WHAT IS EXPECTED
Find the word "pandas" below. Copy each line that has it.

Component data from apps and pages

• • • • •

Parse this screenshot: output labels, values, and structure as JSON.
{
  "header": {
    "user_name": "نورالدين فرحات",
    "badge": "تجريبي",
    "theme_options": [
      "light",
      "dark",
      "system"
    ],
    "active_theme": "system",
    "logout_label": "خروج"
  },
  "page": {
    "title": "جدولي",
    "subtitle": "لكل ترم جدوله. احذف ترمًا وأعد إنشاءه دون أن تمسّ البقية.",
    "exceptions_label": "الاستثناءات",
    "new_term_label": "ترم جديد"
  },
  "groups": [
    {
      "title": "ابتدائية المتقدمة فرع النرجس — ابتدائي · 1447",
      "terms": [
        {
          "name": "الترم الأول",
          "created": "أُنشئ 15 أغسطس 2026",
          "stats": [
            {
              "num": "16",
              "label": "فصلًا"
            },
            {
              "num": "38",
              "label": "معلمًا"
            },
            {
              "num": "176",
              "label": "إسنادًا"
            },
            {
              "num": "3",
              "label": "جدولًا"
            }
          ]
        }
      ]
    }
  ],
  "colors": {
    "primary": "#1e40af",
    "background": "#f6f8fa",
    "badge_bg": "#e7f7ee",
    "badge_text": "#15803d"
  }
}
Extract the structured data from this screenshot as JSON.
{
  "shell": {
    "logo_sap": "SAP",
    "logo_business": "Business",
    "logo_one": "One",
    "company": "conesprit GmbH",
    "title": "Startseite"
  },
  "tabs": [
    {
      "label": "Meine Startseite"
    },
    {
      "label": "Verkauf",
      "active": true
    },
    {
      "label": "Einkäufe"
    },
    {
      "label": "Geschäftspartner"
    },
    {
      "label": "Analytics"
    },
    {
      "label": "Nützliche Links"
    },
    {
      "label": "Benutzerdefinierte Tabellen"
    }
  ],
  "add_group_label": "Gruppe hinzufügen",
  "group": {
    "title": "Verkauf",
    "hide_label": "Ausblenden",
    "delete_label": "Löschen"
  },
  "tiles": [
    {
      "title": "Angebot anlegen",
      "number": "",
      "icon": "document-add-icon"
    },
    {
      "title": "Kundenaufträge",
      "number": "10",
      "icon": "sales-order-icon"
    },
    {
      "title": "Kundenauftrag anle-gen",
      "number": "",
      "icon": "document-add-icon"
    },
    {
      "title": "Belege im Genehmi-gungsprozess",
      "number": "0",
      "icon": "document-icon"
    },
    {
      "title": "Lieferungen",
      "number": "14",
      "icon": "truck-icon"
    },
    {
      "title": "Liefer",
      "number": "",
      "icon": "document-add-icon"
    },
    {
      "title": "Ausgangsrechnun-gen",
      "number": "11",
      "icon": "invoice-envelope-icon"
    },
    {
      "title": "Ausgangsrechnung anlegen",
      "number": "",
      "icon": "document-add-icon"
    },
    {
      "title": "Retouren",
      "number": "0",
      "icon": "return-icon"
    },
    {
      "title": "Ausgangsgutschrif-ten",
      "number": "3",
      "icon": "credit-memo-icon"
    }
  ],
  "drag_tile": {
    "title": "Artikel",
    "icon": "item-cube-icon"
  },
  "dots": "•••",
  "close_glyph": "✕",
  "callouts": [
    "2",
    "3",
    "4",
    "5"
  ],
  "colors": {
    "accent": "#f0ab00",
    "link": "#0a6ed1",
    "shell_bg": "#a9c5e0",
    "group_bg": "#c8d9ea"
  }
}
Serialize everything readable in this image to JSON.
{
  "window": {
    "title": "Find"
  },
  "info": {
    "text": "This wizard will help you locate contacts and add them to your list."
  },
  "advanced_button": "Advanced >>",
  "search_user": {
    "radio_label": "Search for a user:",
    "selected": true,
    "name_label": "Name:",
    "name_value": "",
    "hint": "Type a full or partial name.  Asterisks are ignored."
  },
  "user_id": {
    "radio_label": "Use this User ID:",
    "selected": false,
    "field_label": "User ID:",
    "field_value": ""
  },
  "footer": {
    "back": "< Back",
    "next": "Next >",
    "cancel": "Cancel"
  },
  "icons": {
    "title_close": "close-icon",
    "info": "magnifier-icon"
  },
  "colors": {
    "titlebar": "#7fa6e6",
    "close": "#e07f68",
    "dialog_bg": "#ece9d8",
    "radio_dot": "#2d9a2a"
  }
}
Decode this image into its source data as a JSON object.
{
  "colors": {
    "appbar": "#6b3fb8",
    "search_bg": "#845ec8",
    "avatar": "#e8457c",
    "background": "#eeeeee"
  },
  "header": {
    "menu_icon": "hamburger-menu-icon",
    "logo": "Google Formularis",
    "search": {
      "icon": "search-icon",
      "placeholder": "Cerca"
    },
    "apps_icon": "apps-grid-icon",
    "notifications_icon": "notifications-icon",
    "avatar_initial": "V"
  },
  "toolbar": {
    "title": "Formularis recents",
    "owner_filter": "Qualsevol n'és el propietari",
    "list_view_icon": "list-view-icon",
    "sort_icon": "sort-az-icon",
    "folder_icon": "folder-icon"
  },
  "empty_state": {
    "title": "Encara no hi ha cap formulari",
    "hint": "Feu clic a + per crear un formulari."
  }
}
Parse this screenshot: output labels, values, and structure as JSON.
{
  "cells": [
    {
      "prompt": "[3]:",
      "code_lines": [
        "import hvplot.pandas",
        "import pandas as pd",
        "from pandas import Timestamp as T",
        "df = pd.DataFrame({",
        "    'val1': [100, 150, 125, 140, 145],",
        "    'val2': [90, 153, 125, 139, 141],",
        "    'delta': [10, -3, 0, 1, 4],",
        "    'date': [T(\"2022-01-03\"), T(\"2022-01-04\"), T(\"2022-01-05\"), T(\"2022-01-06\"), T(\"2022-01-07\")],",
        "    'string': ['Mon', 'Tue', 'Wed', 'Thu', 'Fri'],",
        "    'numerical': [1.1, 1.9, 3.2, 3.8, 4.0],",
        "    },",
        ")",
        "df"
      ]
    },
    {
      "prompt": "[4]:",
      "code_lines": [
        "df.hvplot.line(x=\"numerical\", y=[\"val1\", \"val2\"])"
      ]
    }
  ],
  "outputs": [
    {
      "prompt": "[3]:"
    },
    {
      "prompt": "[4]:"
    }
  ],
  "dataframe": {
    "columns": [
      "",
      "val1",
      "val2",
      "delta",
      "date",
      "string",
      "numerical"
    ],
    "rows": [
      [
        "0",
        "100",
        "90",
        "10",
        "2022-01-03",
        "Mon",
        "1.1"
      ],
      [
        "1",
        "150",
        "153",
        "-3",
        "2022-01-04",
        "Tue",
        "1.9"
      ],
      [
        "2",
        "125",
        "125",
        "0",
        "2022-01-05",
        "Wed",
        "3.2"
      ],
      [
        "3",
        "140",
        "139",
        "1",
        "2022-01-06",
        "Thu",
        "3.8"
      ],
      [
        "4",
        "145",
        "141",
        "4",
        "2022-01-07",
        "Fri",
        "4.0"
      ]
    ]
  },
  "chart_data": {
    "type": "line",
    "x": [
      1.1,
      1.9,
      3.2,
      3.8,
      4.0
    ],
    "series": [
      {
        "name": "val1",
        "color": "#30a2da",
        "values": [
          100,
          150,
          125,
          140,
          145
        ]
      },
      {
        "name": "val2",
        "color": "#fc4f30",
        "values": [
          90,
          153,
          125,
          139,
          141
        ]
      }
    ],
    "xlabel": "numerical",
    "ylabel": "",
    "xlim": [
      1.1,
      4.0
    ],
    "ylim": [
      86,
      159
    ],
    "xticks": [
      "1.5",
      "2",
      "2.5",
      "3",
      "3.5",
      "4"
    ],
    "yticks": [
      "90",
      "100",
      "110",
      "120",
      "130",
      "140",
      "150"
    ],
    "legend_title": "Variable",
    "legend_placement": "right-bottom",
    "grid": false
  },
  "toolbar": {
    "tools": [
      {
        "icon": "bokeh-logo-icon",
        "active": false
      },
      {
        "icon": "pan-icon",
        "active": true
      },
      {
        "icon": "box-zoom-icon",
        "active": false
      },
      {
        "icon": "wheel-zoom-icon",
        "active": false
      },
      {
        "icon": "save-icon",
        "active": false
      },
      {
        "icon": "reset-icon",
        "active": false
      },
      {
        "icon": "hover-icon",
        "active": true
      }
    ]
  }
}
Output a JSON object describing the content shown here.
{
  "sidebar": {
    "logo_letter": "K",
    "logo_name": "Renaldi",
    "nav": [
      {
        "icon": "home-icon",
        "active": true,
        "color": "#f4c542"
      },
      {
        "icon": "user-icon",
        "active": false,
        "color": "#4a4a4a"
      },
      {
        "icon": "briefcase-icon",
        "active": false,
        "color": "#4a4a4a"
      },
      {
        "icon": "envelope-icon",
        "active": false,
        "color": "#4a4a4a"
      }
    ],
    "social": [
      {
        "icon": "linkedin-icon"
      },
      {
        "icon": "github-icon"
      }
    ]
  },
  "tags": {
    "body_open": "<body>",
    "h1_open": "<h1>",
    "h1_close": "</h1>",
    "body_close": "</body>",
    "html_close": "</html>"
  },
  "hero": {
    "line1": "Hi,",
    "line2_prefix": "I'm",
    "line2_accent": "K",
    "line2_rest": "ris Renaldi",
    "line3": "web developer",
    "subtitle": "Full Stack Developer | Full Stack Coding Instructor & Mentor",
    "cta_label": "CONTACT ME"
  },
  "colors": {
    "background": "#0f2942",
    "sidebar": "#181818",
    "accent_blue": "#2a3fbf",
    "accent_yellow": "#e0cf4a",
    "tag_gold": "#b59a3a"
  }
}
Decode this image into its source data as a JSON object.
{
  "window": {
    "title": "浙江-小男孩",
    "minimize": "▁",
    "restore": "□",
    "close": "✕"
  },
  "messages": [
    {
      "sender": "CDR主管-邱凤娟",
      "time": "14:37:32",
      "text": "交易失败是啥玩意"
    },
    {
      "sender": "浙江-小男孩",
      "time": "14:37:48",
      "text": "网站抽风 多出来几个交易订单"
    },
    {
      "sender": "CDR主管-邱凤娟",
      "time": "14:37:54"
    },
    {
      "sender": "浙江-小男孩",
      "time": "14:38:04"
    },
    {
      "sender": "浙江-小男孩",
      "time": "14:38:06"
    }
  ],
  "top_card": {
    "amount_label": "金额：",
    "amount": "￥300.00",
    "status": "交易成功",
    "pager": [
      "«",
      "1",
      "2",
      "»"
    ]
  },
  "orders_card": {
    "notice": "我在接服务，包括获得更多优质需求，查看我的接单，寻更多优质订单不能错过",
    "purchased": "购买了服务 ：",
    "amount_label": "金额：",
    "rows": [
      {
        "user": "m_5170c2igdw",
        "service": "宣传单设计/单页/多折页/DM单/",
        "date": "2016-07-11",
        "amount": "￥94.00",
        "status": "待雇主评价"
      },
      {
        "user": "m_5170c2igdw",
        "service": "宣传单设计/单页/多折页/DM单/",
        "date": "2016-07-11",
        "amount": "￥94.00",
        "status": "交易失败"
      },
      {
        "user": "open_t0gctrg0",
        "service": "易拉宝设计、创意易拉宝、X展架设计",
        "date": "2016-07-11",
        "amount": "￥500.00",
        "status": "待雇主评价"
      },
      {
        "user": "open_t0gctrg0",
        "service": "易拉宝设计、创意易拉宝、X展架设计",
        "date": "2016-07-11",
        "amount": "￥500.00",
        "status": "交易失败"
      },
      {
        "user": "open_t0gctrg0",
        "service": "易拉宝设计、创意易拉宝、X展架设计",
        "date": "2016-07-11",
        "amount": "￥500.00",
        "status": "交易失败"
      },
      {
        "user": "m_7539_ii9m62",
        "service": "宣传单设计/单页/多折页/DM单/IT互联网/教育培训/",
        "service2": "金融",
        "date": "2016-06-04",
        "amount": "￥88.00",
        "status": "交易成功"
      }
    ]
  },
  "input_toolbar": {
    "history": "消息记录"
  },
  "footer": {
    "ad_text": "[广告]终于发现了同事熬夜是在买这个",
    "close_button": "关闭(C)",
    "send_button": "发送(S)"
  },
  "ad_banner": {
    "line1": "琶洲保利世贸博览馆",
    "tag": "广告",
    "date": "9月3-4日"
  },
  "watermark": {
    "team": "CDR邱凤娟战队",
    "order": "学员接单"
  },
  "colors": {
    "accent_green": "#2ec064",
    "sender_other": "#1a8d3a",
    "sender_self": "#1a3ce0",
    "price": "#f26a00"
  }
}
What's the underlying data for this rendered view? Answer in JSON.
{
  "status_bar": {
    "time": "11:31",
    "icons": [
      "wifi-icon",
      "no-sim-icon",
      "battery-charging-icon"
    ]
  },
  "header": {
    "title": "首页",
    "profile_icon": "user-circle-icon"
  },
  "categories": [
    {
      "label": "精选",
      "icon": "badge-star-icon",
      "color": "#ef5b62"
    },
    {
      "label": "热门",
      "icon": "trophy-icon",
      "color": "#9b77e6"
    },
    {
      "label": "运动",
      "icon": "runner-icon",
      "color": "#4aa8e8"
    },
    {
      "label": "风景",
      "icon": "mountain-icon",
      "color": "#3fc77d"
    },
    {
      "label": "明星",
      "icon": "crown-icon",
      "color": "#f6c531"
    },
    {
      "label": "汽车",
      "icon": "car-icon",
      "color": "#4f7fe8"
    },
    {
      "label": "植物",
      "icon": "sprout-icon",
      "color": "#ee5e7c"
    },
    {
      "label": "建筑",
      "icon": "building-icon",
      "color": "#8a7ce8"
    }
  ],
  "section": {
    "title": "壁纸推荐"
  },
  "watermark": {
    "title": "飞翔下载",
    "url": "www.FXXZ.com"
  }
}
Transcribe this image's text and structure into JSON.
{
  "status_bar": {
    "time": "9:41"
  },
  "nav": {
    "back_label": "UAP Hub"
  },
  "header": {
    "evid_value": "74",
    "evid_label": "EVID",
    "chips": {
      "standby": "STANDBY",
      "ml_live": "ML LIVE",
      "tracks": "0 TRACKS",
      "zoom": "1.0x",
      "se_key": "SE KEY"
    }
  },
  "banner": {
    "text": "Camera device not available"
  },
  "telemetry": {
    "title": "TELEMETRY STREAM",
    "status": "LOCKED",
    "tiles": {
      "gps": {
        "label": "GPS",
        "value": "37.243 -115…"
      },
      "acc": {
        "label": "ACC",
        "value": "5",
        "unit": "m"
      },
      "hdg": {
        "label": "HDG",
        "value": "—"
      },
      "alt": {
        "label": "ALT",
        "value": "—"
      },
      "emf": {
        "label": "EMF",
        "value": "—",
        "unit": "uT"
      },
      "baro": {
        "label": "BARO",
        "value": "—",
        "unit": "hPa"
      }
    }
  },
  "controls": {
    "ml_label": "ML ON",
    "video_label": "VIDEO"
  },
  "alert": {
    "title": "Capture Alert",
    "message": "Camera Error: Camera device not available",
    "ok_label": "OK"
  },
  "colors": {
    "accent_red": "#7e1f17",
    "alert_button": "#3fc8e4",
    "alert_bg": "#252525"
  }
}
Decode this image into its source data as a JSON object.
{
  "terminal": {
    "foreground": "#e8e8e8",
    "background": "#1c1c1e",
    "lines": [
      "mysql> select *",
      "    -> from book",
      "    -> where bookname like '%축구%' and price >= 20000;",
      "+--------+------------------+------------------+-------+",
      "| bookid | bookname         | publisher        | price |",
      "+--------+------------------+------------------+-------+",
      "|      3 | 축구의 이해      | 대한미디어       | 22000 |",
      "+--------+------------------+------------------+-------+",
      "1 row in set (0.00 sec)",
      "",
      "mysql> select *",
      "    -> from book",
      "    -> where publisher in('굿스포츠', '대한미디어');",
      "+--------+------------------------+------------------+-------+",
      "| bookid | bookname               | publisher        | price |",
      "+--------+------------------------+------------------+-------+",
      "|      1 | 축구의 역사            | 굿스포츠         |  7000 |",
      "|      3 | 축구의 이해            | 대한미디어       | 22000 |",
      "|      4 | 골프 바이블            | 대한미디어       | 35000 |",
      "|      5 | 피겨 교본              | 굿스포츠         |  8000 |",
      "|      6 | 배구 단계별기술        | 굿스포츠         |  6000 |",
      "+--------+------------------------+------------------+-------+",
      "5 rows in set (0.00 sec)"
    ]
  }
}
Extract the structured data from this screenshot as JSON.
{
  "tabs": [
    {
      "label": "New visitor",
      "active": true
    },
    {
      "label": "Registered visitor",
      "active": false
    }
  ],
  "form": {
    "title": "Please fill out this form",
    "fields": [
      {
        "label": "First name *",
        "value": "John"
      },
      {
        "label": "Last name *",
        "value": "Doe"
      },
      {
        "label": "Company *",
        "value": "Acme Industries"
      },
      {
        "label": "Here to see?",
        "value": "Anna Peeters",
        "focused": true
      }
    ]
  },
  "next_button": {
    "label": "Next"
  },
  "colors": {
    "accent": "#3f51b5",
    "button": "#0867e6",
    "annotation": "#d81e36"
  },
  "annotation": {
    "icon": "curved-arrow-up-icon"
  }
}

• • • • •

TASK OUTPUT
        "import hvplot.pandas",
        "import pandas as pd",
        "from pandas import Timestamp as T",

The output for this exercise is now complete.